▶ [Exercise aim] Out of the listing below, copy every line that carries the string "align".

▶ [The input]

■ ■ ■ ■

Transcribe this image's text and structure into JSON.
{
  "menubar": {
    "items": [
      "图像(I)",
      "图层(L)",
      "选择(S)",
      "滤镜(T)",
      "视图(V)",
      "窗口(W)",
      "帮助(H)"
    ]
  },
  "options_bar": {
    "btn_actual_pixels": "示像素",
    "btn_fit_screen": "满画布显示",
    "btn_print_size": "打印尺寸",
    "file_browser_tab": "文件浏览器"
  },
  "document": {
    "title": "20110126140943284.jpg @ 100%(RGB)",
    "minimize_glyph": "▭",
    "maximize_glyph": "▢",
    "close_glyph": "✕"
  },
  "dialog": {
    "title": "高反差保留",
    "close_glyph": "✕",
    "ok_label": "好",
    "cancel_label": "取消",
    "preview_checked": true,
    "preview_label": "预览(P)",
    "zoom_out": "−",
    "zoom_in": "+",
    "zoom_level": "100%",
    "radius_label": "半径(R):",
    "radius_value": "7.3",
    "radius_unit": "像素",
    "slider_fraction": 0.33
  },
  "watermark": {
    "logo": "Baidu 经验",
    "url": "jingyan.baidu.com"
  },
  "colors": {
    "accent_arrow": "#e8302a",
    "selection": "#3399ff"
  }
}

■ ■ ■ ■

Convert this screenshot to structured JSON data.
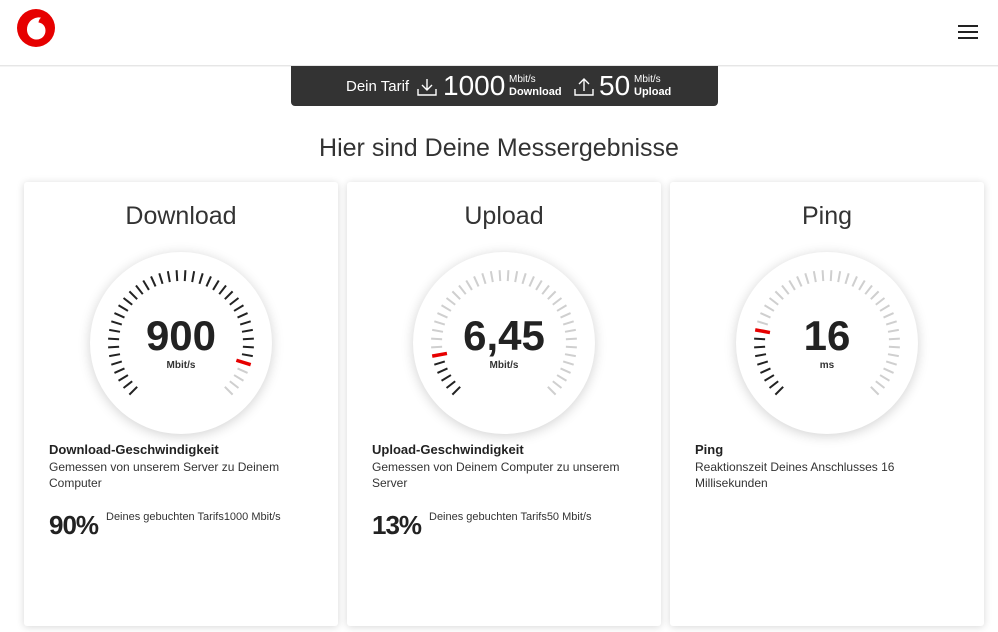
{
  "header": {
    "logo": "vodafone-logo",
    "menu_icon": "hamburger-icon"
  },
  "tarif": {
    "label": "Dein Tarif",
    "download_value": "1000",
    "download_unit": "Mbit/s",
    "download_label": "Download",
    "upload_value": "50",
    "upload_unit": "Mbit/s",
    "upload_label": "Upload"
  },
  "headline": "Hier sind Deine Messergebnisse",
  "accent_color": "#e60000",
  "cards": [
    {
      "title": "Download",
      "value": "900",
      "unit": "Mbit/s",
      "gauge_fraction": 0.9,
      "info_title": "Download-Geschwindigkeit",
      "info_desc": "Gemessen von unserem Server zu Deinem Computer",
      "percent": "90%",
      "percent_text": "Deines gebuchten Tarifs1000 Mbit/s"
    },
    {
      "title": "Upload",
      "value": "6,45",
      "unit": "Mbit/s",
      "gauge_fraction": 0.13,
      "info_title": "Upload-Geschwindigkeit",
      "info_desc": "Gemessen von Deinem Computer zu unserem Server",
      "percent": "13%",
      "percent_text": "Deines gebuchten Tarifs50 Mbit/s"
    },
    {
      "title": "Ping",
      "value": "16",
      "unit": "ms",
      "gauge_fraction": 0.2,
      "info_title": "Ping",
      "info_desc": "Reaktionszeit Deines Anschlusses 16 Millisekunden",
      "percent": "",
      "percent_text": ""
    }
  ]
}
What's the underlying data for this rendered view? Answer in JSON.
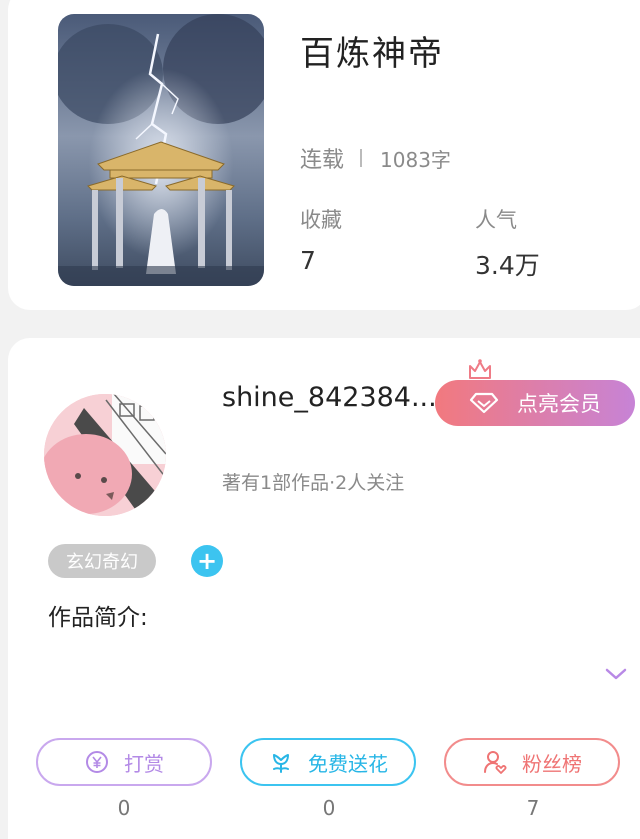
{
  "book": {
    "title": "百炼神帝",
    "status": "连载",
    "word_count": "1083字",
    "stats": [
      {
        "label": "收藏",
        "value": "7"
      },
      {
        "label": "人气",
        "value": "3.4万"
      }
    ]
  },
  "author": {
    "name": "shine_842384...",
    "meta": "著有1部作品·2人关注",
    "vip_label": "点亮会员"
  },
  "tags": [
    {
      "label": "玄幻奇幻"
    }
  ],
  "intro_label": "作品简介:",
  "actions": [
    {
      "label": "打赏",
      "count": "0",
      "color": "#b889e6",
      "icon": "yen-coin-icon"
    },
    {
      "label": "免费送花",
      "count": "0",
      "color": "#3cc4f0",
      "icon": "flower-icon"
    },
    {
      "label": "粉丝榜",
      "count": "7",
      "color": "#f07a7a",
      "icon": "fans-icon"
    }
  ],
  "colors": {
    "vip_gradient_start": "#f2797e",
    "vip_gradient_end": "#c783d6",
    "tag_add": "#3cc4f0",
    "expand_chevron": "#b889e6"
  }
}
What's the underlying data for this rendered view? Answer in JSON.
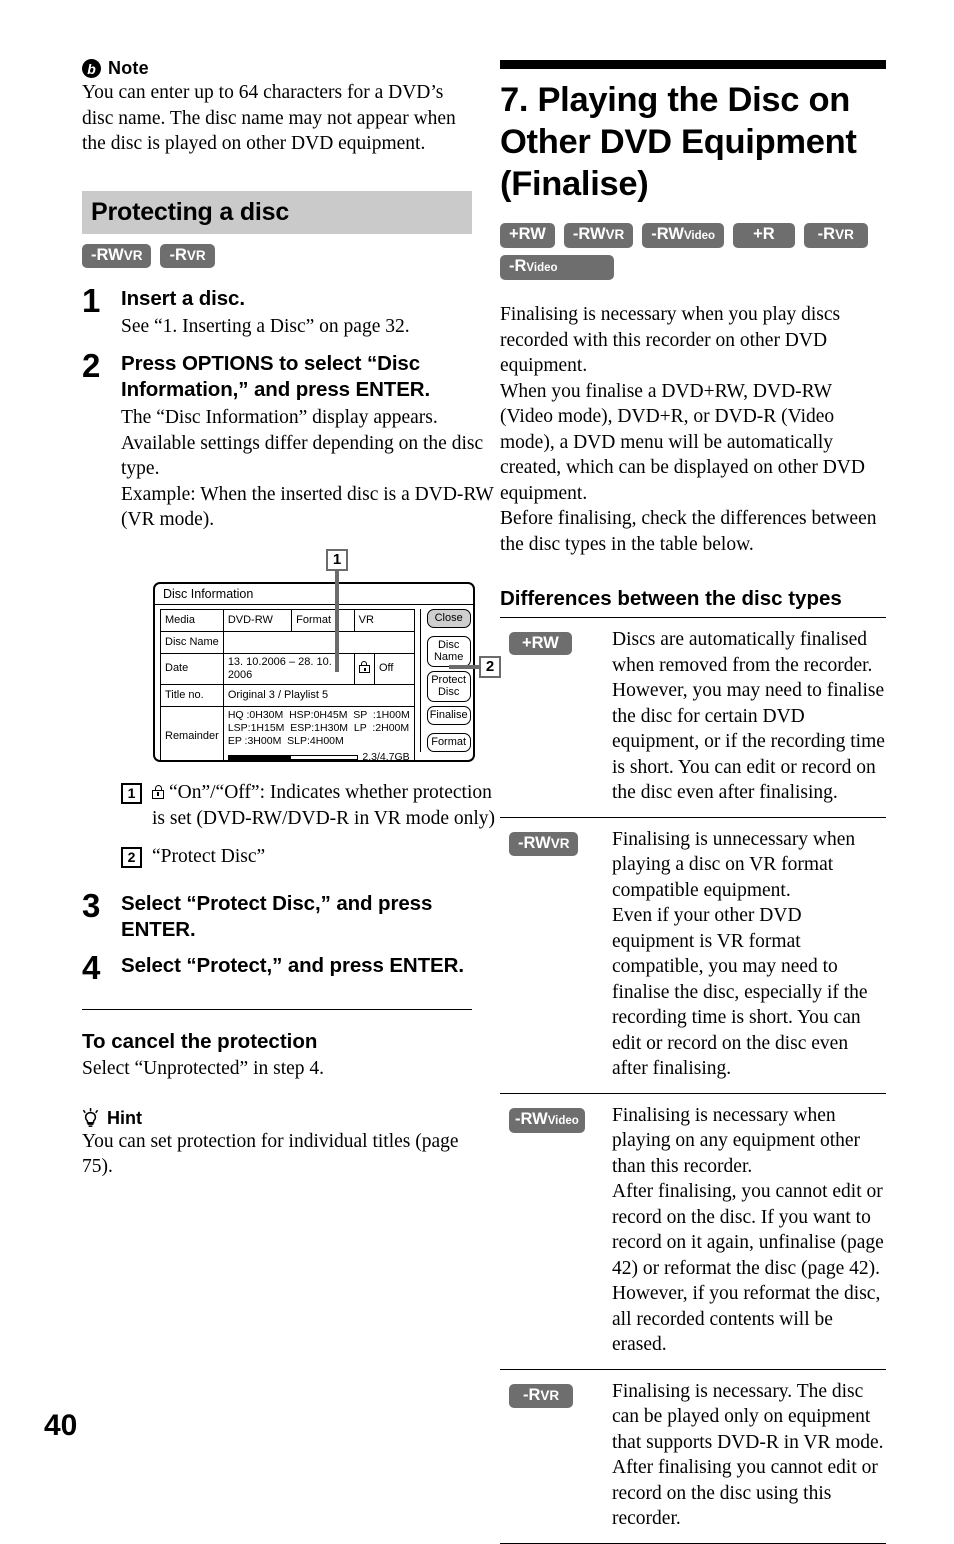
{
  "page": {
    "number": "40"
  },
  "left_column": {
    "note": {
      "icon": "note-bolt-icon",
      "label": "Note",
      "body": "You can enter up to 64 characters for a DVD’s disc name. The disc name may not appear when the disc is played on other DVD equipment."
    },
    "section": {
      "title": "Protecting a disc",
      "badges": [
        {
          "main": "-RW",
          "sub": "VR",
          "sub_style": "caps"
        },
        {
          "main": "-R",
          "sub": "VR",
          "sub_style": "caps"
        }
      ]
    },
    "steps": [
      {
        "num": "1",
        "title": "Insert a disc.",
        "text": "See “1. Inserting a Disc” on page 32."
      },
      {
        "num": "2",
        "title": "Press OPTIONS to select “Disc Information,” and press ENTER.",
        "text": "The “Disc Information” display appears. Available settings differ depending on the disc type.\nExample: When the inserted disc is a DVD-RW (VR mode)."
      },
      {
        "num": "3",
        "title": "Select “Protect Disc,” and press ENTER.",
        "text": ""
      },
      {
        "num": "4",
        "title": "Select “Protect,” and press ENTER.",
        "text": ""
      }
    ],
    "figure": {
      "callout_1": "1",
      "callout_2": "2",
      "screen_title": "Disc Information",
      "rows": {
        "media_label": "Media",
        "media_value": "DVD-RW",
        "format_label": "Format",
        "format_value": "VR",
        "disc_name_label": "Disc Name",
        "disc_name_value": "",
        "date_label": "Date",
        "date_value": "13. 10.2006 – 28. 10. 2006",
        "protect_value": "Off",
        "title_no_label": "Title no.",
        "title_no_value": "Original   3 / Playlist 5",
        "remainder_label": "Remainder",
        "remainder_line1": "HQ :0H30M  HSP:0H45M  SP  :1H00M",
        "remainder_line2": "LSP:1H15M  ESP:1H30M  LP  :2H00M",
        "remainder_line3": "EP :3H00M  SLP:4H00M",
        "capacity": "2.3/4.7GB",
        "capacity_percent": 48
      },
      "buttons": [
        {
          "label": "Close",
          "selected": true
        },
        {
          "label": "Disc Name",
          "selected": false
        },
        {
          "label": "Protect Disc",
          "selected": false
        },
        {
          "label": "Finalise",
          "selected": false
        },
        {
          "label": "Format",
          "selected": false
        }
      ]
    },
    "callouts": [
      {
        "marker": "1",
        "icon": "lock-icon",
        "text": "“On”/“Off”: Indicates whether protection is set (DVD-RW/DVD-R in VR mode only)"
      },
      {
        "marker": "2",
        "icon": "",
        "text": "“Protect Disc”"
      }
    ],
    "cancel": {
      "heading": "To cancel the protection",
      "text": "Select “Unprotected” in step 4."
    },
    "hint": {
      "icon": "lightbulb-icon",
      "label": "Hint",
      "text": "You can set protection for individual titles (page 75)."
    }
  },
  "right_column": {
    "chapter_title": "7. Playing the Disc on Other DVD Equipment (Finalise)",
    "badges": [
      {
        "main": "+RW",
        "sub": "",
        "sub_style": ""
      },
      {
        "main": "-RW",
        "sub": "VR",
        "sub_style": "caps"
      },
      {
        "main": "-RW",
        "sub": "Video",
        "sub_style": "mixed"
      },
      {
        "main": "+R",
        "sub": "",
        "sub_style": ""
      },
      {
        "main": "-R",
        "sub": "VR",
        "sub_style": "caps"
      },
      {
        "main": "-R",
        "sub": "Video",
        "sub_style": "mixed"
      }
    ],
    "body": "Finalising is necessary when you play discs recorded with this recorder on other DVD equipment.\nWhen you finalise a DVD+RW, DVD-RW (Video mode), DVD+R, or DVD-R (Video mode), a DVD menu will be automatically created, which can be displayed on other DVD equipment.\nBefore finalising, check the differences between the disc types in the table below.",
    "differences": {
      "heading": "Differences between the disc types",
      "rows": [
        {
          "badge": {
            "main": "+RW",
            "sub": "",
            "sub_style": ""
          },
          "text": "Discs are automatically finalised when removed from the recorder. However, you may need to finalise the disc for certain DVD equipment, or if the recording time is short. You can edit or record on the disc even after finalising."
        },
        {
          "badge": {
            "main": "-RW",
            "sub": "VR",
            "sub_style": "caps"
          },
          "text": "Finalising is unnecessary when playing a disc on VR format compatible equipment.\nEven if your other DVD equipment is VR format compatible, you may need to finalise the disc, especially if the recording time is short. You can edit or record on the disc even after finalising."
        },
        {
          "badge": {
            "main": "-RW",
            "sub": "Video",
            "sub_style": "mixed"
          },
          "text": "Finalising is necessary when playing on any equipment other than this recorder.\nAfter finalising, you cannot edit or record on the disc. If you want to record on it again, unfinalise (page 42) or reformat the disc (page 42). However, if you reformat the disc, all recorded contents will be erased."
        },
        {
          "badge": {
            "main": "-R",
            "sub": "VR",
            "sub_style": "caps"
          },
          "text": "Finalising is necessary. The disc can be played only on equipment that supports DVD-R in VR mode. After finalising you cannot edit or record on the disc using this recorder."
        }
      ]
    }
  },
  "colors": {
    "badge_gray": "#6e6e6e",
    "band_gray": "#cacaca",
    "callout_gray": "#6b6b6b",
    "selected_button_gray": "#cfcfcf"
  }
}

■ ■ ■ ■

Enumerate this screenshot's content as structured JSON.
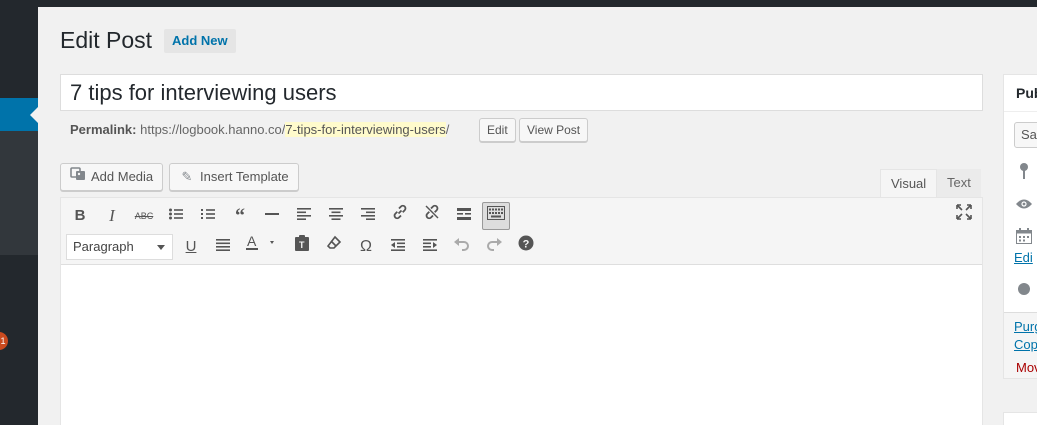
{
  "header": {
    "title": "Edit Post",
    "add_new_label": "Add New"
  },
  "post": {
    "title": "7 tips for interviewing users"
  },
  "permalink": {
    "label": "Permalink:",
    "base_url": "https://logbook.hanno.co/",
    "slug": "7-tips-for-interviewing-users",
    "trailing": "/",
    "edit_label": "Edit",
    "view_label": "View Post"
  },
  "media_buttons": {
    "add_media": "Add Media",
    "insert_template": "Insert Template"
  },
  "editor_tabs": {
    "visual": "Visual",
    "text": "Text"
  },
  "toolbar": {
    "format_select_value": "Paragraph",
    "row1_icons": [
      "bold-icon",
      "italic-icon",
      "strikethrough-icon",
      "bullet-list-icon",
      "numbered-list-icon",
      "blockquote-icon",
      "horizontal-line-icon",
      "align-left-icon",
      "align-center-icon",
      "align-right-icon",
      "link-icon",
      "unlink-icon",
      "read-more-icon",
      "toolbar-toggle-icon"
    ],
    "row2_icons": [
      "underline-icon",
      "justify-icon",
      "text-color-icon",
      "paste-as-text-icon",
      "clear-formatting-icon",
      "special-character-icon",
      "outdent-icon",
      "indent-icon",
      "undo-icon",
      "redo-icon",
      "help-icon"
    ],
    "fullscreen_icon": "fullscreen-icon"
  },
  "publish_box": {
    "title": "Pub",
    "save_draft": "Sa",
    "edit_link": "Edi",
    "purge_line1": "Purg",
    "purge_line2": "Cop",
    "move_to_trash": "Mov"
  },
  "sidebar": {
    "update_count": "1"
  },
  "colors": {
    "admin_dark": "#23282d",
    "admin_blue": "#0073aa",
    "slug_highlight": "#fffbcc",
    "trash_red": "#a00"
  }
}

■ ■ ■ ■

▶ [Reply to the task]
      "align-left-icon",
      "align-center-icon",
      "align-right-icon",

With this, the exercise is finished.